|Cooperative Classification||A61C7/16, A61F2002/30535, A61C7/146, A61C2202/01, A61C5/00, A61F2/30767, A61F2250/0058|
|European Classification||A61C7/16, A61F2/30L, A61C7/14P, A61C5/00|
|Nov 1, 2002||AS||Assignment|
Owner name: TP ORTHODONTICS, INC., INDIANA
Free format text: ASSIGNMENT OF ASSIGNORS INTEREST;ASSIGNOR:KESLING, ANDREW C.;REEL/FRAME:013465/0072
Effective date: 20021031
|Jun 21, 2005||CC||Certificate of correction|
|Sep 20, 2007||FPAY||Fee payment|
Year of fee payment: 4
|Sep 29, 2011||FPAY||Fee payment|
Year of fee payment: 8

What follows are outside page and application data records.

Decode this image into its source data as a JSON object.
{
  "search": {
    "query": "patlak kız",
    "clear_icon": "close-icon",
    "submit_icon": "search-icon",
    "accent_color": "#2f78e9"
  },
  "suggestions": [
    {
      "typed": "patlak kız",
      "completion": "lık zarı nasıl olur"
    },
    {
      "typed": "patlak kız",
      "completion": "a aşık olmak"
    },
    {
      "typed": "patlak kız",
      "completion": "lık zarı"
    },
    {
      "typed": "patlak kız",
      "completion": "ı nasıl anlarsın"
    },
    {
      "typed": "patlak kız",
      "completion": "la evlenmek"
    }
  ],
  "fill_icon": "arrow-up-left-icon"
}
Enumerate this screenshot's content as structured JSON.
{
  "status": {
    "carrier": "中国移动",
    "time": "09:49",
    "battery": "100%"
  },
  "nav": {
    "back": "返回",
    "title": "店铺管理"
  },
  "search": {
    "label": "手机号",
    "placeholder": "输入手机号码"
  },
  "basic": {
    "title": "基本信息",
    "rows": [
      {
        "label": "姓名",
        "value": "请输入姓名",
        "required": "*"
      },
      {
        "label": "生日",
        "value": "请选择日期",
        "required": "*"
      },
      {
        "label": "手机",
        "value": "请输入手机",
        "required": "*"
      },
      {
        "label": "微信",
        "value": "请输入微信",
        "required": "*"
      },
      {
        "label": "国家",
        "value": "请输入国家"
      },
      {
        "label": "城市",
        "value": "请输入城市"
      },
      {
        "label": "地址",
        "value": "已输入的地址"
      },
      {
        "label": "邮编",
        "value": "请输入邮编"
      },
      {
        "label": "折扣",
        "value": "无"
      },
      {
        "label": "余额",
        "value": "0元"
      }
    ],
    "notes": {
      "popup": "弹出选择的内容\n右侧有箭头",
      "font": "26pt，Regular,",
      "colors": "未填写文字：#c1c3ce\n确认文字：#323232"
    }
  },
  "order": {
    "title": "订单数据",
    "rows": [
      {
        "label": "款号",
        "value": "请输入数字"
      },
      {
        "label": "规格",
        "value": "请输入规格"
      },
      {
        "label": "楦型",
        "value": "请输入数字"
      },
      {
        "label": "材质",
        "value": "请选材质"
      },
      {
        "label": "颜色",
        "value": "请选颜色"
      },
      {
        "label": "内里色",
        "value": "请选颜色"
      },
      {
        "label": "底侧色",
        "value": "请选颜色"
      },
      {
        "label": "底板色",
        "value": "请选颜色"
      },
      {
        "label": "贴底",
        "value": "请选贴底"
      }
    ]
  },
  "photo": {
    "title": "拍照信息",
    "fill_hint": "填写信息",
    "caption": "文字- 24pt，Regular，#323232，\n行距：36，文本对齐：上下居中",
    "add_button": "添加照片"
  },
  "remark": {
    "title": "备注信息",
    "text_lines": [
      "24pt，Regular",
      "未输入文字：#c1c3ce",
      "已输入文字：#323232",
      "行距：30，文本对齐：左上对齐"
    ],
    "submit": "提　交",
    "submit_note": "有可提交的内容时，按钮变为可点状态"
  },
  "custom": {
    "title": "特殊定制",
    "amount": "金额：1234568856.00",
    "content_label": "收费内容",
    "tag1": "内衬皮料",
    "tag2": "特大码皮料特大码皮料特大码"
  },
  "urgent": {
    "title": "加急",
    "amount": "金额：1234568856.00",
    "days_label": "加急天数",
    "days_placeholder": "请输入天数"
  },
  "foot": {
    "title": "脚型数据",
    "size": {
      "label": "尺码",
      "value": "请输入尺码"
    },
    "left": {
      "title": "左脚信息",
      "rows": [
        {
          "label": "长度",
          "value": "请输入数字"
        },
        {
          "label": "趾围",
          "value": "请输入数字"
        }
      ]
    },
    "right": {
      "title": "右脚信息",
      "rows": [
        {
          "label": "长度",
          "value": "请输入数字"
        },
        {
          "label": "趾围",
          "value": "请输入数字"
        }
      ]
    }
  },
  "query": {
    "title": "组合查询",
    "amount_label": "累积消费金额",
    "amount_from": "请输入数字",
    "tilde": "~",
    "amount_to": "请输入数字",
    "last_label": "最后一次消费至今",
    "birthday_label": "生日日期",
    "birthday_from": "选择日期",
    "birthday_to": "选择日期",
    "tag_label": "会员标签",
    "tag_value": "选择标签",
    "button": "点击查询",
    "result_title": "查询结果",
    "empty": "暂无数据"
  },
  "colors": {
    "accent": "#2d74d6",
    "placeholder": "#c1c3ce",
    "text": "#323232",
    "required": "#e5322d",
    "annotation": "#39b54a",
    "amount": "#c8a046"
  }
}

|May 6, 2014||RF||Reissue application filed|
Effective date: 20140331